#### Your assignment
Read the records that follow and state how many lines hold "name", adding nothing else.

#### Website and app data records
********
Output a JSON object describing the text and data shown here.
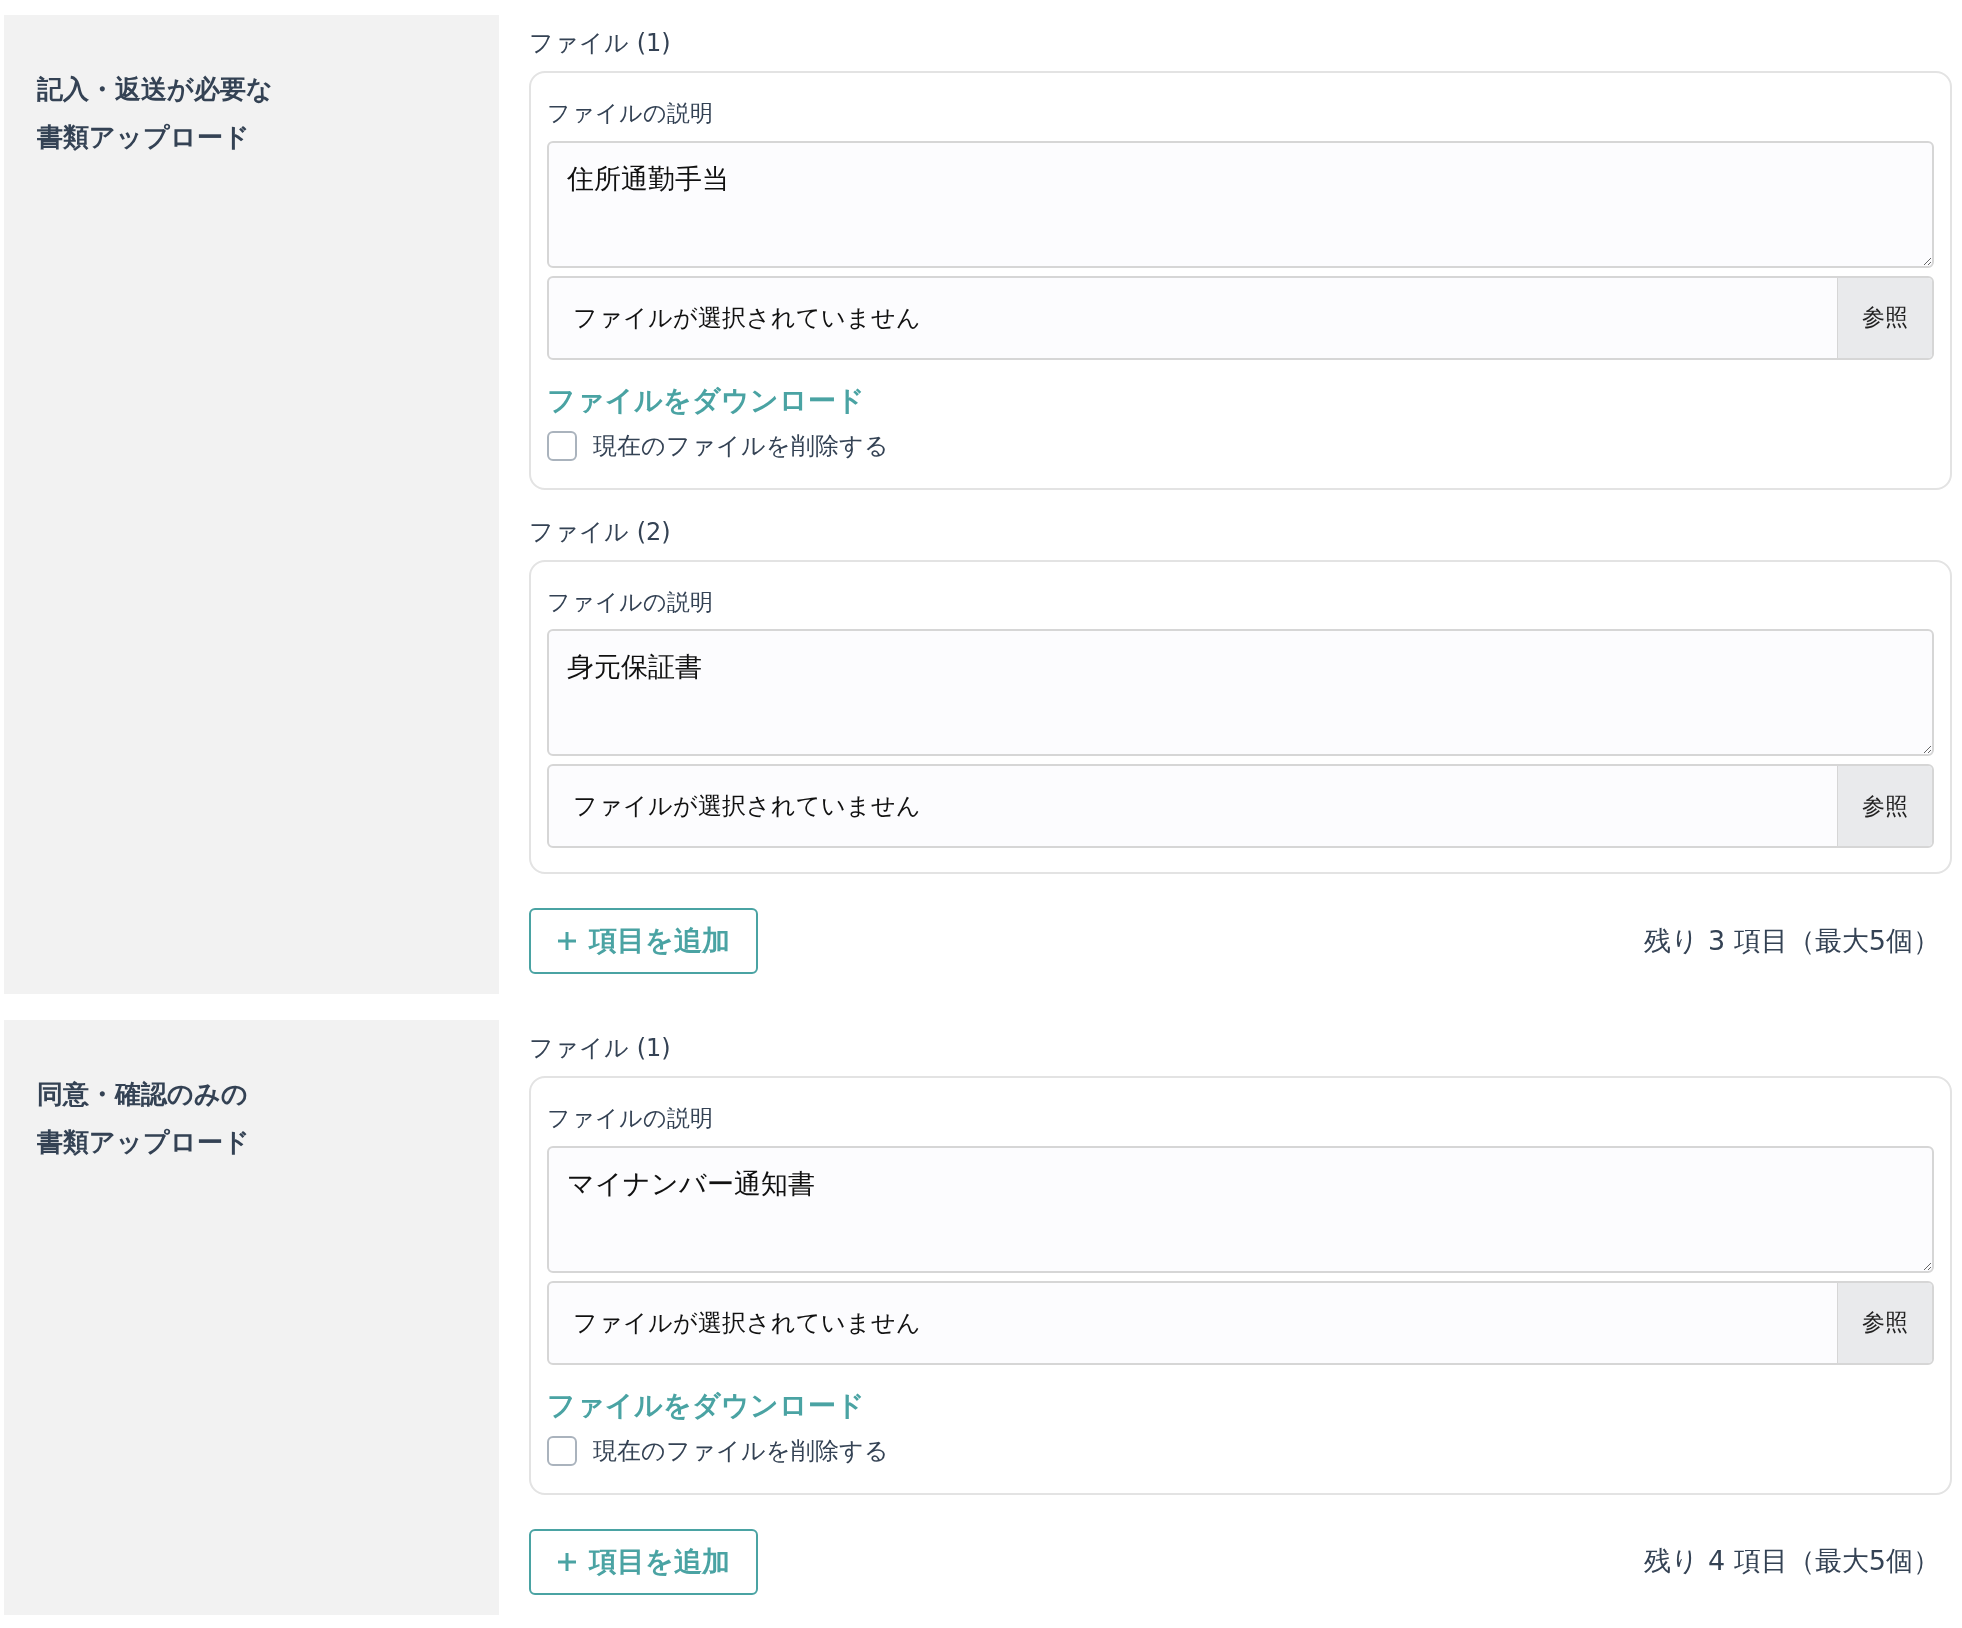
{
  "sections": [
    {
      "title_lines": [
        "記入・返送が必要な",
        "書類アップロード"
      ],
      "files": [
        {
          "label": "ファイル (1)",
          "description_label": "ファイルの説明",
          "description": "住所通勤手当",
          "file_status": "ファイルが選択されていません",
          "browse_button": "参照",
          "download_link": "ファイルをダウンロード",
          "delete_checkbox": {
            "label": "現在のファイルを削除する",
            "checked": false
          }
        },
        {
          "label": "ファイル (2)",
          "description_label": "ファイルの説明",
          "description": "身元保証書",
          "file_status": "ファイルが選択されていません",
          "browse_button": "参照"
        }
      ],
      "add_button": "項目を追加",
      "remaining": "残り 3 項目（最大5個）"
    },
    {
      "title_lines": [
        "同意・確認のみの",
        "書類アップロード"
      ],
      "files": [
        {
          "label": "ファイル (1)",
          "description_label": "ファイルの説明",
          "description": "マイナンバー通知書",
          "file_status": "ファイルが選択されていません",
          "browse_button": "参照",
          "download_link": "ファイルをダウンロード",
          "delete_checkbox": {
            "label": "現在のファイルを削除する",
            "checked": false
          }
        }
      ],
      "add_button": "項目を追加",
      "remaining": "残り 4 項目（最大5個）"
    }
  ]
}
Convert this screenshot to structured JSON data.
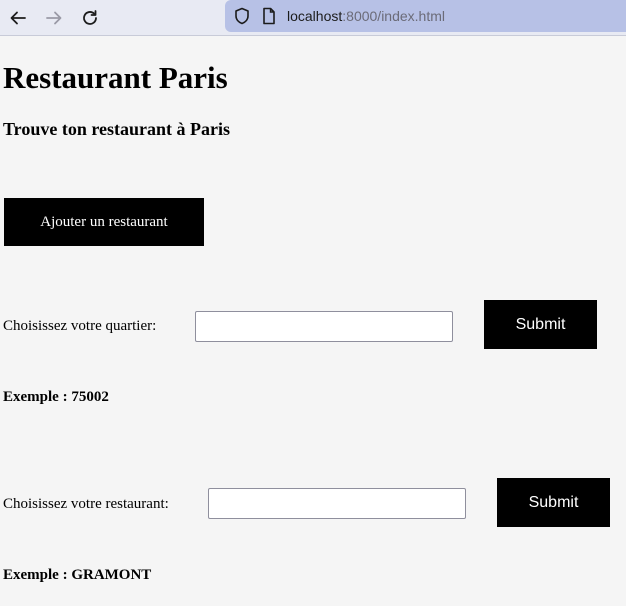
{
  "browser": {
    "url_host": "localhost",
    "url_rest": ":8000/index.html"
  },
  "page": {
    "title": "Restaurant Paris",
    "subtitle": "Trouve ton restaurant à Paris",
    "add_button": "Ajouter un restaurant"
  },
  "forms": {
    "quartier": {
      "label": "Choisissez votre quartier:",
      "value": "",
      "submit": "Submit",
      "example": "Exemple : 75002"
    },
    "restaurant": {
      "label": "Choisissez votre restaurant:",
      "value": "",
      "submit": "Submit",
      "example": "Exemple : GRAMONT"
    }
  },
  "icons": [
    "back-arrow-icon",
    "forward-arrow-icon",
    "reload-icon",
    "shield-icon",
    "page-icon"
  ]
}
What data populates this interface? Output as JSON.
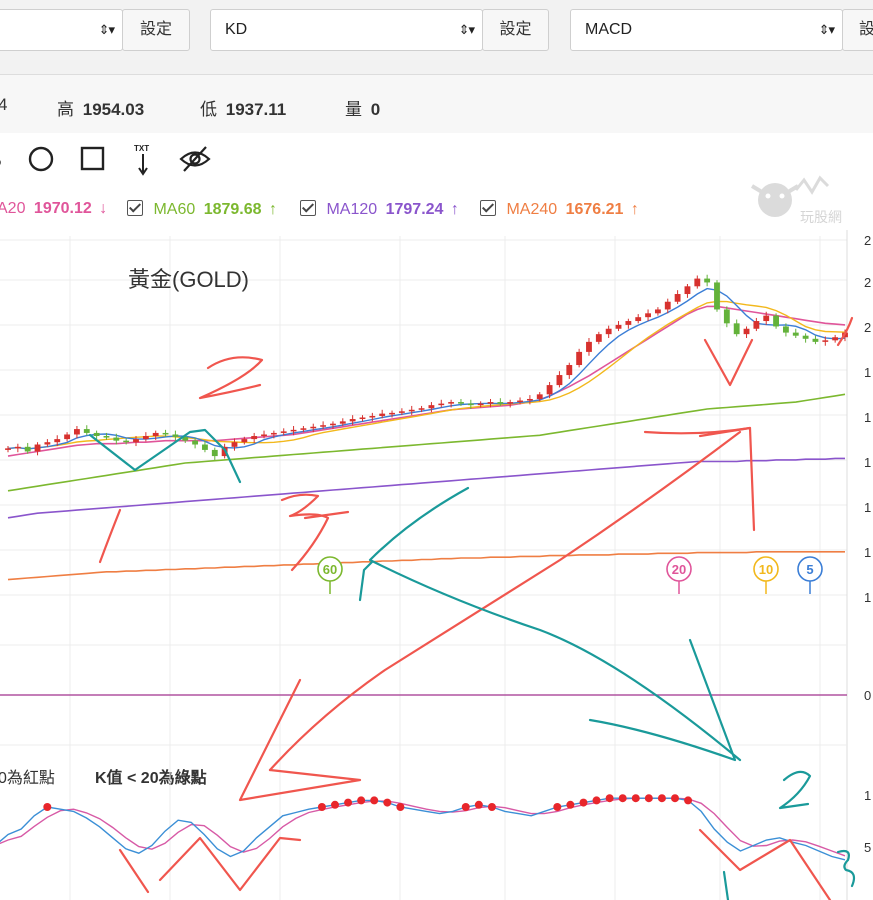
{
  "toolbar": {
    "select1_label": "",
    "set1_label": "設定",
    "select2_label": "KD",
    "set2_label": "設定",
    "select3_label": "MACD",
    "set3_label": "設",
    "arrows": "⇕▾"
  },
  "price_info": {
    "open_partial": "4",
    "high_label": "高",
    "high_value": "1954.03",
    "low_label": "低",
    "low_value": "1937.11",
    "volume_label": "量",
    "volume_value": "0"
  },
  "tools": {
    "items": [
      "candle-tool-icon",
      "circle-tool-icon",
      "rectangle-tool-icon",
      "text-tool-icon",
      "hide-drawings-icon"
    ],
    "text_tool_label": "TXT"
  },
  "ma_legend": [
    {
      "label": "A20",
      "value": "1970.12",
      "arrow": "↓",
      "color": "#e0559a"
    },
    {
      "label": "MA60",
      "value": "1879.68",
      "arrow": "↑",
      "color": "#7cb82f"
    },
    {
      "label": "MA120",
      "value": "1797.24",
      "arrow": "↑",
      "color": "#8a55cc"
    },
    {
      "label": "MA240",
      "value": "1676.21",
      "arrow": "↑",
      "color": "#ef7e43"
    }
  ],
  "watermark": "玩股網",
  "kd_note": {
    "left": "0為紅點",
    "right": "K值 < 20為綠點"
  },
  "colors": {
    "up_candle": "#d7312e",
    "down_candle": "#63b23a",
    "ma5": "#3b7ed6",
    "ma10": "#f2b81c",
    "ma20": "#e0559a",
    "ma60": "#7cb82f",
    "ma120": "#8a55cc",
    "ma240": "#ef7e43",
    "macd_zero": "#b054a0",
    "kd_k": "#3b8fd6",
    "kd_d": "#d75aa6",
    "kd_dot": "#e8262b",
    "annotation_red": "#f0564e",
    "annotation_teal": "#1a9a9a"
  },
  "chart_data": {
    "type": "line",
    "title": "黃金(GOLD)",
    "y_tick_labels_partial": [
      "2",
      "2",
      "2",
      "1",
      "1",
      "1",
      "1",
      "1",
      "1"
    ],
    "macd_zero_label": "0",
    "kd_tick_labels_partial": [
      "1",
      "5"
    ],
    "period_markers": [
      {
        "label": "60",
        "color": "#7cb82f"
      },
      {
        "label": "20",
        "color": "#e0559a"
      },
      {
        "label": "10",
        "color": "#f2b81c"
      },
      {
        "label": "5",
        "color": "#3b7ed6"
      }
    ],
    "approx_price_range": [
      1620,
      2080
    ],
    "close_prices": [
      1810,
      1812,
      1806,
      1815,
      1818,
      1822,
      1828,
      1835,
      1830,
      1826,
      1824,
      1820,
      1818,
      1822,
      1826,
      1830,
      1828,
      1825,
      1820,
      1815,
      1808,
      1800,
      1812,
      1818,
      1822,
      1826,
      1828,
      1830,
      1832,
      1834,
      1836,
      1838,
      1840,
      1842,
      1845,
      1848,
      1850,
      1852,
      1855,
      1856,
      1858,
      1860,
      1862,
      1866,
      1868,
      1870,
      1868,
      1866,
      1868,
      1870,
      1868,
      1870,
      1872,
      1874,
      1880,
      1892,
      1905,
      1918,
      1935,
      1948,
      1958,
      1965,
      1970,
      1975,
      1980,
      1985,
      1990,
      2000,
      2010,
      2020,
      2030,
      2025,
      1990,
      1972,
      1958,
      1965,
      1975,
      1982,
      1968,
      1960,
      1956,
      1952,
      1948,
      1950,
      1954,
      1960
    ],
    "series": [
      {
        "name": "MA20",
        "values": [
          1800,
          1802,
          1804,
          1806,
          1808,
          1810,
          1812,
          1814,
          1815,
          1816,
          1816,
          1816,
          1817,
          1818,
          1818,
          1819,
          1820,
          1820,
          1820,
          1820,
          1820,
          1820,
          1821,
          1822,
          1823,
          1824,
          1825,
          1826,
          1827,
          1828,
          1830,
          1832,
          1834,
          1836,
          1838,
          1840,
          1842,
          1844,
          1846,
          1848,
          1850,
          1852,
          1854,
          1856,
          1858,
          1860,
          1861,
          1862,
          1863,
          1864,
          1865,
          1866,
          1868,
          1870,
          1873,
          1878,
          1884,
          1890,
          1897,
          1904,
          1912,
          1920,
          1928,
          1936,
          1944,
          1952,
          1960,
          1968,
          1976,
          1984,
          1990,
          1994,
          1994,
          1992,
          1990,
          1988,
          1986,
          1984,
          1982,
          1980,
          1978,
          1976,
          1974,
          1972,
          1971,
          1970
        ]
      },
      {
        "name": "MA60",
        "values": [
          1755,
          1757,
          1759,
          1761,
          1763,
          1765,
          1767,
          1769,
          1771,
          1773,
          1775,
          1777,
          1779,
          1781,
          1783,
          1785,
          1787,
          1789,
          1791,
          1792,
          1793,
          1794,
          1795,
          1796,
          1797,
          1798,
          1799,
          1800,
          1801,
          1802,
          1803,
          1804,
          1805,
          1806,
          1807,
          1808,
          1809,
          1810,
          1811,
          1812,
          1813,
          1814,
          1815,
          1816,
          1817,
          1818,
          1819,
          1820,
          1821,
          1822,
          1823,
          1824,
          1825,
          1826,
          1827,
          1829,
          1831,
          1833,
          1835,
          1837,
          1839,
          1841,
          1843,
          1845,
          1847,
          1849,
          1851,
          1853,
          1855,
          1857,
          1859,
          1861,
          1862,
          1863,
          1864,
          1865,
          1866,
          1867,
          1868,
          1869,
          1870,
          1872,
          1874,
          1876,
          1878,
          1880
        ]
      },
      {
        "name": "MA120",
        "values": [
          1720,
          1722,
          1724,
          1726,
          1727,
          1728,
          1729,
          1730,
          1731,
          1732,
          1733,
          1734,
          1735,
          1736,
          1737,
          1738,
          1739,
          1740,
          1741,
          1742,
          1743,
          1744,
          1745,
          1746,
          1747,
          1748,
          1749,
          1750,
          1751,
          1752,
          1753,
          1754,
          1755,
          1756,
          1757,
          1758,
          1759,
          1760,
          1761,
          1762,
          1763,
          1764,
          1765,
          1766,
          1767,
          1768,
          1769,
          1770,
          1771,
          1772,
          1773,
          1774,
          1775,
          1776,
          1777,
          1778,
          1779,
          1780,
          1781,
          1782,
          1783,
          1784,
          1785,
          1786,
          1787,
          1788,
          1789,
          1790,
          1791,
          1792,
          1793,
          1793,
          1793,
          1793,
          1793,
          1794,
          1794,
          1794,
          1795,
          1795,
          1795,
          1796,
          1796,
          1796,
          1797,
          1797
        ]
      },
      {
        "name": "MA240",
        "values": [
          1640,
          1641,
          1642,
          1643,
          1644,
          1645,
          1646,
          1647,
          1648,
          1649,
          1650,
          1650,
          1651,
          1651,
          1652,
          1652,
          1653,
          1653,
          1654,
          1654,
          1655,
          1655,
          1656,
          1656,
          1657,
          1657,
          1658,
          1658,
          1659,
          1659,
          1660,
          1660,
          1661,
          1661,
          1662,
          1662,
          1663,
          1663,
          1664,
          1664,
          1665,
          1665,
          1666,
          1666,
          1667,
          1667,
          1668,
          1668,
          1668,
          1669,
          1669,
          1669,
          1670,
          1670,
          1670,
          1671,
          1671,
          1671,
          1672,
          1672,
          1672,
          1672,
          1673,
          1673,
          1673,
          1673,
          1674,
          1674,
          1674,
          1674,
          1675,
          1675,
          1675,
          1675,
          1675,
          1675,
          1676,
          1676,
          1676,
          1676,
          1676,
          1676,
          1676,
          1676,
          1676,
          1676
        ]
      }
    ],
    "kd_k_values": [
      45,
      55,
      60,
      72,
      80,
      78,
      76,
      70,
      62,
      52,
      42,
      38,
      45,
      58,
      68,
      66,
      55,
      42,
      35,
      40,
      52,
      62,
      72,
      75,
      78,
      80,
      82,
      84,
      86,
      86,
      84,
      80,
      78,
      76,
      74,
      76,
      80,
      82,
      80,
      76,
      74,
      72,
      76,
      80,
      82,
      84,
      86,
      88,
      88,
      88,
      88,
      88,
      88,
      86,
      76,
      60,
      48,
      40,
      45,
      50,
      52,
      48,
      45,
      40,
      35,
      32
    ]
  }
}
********
#### Task result
4